» **Entries provided**
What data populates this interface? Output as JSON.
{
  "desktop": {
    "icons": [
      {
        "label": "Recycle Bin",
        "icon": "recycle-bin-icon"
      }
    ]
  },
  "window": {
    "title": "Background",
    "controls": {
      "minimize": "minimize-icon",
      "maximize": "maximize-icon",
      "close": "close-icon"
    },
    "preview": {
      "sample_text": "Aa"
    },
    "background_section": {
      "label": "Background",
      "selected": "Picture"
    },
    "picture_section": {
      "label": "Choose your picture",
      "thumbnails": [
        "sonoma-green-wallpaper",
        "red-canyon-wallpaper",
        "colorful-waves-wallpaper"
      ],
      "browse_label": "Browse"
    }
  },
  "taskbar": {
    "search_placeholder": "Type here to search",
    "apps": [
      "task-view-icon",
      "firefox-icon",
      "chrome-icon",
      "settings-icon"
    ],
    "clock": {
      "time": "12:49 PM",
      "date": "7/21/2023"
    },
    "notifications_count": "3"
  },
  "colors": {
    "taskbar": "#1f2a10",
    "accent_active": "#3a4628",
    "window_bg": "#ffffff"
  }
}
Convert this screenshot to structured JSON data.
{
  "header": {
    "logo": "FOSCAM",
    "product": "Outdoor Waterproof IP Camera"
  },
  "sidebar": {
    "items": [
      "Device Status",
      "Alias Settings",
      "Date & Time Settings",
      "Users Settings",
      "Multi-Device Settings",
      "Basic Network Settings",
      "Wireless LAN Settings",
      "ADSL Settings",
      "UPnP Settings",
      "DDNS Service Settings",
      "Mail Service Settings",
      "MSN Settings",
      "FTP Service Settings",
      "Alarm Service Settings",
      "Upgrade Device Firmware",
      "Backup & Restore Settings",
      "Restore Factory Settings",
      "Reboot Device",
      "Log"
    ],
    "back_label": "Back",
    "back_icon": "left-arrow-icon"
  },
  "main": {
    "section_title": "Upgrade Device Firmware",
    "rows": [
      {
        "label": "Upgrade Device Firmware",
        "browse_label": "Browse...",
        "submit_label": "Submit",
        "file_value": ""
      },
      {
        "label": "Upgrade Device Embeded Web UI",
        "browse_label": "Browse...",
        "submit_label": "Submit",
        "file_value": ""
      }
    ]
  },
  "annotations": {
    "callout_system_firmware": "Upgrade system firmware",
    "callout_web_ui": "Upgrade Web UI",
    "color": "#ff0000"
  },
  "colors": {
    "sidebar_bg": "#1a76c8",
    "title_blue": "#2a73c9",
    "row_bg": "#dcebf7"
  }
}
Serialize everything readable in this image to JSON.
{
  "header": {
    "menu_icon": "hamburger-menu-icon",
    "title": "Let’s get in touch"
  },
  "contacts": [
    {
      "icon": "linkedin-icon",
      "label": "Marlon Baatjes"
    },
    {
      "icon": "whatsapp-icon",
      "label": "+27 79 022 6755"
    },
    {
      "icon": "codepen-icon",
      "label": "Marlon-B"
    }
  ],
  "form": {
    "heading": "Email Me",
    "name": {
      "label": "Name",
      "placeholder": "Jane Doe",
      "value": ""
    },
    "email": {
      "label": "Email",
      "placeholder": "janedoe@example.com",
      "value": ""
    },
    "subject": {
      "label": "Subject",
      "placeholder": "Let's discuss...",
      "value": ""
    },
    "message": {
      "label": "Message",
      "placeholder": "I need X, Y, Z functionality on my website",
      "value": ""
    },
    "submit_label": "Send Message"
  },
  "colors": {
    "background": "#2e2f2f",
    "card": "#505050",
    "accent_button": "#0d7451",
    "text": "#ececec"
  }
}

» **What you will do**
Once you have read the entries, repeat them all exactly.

» **Response to the task**
What data populates this interface? Output as JSON.
{
  "desktop": {
    "icons": [
      {
        "label": "Recycle Bin",
        "icon": "recycle-bin-icon"
      }
    ]
  },
  "window": {
    "title": "Background",
    "controls": {
      "minimize": "minimize-icon",
      "maximize": "maximize-icon",
      "close": "close-icon"
    },
    "preview": {
      "sample_text": "Aa"
    },
    "background_section": {
      "label": "Background",
      "selected": "Picture"
    },
    "picture_section": {
      "label": "Choose your picture",
      "thumbnails": [
        "sonoma-green-wallpaper",
        "red-canyon-wallpaper",
        "colorful-waves-wallpaper"
      ],
      "browse_label": "Browse"
    }
  },
  "taskbar": {
    "search_placeholder": "Type here to search",
    "apps": [
      "task-view-icon",
      "firefox-icon",
      "chrome-icon",
      "settings-icon"
    ],
    "clock": {
      "time": "12:49 PM",
      "date": "7/21/2023"
    },
    "notifications_count": "3"
  },
  "colors": {
    "taskbar": "#1f2a10",
    "accent_active": "#3a4628",
    "window_bg": "#ffffff"
  }
}
Convert this screenshot to structured JSON data.
{
  "header": {
    "logo": "FOSCAM",
    "product": "Outdoor Waterproof IP Camera"
  },
  "sidebar": {
    "items": [
      "Device Status",
      "Alias Settings",
      "Date & Time Settings",
      "Users Settings",
      "Multi-Device Settings",
      "Basic Network Settings",
      "Wireless LAN Settings",
      "ADSL Settings",
      "UPnP Settings",
      "DDNS Service Settings",
      "Mail Service Settings",
      "MSN Settings",
      "FTP Service Settings",
      "Alarm Service Settings",
      "Upgrade Device Firmware",
      "Backup & Restore Settings",
      "Restore Factory Settings",
      "Reboot Device",
      "Log"
    ],
    "back_label": "Back",
    "back_icon": "left-arrow-icon"
  },
  "main": {
    "section_title": "Upgrade Device Firmware",
    "rows": [
      {
        "label": "Upgrade Device Firmware",
        "browse_label": "Browse...",
        "submit_label": "Submit",
        "file_value": ""
      },
      {
        "label": "Upgrade Device Embeded Web UI",
        "browse_label": "Browse...",
        "submit_label": "Submit",
        "file_value": ""
      }
    ]
  },
  "annotations": {
    "callout_system_firmware": "Upgrade system firmware",
    "callout_web_ui": "Upgrade Web UI",
    "color": "#ff0000"
  },
  "colors": {
    "sidebar_bg": "#1a76c8",
    "title_blue": "#2a73c9",
    "row_bg": "#dcebf7"
  }
}
Serialize everything readable in this image to JSON.
{
  "header": {
    "menu_icon": "hamburger-menu-icon",
    "title": "Let’s get in touch"
  },
  "contacts": [
    {
      "icon": "linkedin-icon",
      "label": "Marlon Baatjes"
    },
    {
      "icon": "whatsapp-icon",
      "label": "+27 79 022 6755"
    },
    {
      "icon": "codepen-icon",
      "label": "Marlon-B"
    }
  ],
  "form": {
    "heading": "Email Me",
    "name": {
      "label": "Name",
      "placeholder": "Jane Doe",
      "value": ""
    },
    "email": {
      "label": "Email",
      "placeholder": "janedoe@example.com",
      "value": ""
    },
    "subject": {
      "label": "Subject",
      "placeholder": "Let's discuss...",
      "value": ""
    },
    "message": {
      "label": "Message",
      "placeholder": "I need X, Y, Z functionality on my website",
      "value": ""
    },
    "submit_label": "Send Message"
  },
  "colors": {
    "background": "#2e2f2f",
    "card": "#505050",
    "accent_button": "#0d7451",
    "text": "#ececec"
  }
}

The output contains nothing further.